Element data from apps and pages
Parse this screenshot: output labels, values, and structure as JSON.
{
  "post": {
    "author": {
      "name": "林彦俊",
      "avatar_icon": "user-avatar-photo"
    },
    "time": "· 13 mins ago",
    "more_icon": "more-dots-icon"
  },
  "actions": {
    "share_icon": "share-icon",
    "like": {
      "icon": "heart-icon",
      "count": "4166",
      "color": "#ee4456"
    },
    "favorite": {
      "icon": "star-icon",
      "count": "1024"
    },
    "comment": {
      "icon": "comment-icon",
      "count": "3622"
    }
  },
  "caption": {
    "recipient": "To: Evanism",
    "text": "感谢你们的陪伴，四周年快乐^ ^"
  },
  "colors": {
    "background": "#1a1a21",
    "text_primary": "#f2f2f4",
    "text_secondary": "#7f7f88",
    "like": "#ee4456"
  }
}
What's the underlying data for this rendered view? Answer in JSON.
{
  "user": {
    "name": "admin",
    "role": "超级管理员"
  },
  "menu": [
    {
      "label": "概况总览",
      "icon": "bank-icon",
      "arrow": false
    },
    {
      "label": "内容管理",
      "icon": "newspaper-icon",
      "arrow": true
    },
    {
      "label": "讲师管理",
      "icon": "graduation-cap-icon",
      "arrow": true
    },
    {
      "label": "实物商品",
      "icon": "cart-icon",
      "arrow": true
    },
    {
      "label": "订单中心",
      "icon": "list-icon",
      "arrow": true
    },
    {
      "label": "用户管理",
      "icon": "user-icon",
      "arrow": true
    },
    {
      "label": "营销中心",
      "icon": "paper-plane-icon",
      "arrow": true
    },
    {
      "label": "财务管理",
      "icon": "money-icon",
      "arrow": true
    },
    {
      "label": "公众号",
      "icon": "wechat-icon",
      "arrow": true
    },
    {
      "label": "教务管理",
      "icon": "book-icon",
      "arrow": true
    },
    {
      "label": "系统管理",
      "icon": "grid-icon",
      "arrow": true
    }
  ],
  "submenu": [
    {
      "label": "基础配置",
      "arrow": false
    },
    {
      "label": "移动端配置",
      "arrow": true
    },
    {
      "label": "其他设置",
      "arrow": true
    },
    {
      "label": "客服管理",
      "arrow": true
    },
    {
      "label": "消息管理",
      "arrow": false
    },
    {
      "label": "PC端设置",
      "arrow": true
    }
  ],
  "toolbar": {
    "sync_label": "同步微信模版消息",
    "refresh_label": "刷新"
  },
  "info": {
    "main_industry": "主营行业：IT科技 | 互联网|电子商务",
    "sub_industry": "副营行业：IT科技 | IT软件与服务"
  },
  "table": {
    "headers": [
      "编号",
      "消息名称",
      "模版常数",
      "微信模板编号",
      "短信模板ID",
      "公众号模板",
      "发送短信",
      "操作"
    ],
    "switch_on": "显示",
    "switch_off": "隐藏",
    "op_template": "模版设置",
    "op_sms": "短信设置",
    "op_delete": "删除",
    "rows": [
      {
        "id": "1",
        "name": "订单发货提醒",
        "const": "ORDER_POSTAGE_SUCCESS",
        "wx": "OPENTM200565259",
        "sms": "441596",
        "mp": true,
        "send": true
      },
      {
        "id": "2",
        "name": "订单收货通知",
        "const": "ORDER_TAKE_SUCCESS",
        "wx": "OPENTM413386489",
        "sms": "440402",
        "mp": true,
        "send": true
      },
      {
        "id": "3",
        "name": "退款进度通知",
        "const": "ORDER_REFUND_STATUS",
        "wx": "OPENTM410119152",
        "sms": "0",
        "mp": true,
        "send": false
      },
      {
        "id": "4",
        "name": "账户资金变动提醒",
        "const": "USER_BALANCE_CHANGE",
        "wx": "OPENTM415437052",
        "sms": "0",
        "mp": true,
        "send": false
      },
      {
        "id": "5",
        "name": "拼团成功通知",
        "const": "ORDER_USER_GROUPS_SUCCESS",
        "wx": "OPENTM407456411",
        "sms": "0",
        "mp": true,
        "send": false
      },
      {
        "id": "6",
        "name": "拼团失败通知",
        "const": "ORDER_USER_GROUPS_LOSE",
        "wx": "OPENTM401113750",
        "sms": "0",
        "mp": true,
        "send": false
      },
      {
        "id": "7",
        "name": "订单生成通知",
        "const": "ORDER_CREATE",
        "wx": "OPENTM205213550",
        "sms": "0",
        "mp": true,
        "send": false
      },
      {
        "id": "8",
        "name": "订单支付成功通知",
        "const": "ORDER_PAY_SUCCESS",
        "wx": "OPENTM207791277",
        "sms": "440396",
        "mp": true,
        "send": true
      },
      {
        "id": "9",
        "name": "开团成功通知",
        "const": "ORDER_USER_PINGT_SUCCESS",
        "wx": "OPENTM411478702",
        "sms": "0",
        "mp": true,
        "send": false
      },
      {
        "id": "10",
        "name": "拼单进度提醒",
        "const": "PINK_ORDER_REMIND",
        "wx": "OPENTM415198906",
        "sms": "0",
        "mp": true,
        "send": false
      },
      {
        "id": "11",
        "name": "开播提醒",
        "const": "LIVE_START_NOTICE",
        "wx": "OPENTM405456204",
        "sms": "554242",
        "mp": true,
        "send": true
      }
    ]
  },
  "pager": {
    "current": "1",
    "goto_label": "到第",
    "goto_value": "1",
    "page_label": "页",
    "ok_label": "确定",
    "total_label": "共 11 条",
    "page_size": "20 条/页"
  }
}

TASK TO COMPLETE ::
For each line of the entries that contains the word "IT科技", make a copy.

SOLUTION FOR THIS TASK ::
    "main_industry": "主营行业：IT科技 | 互联网|电子商务",
    "sub_industry": "副营行业：IT科技 | IT软件与服务"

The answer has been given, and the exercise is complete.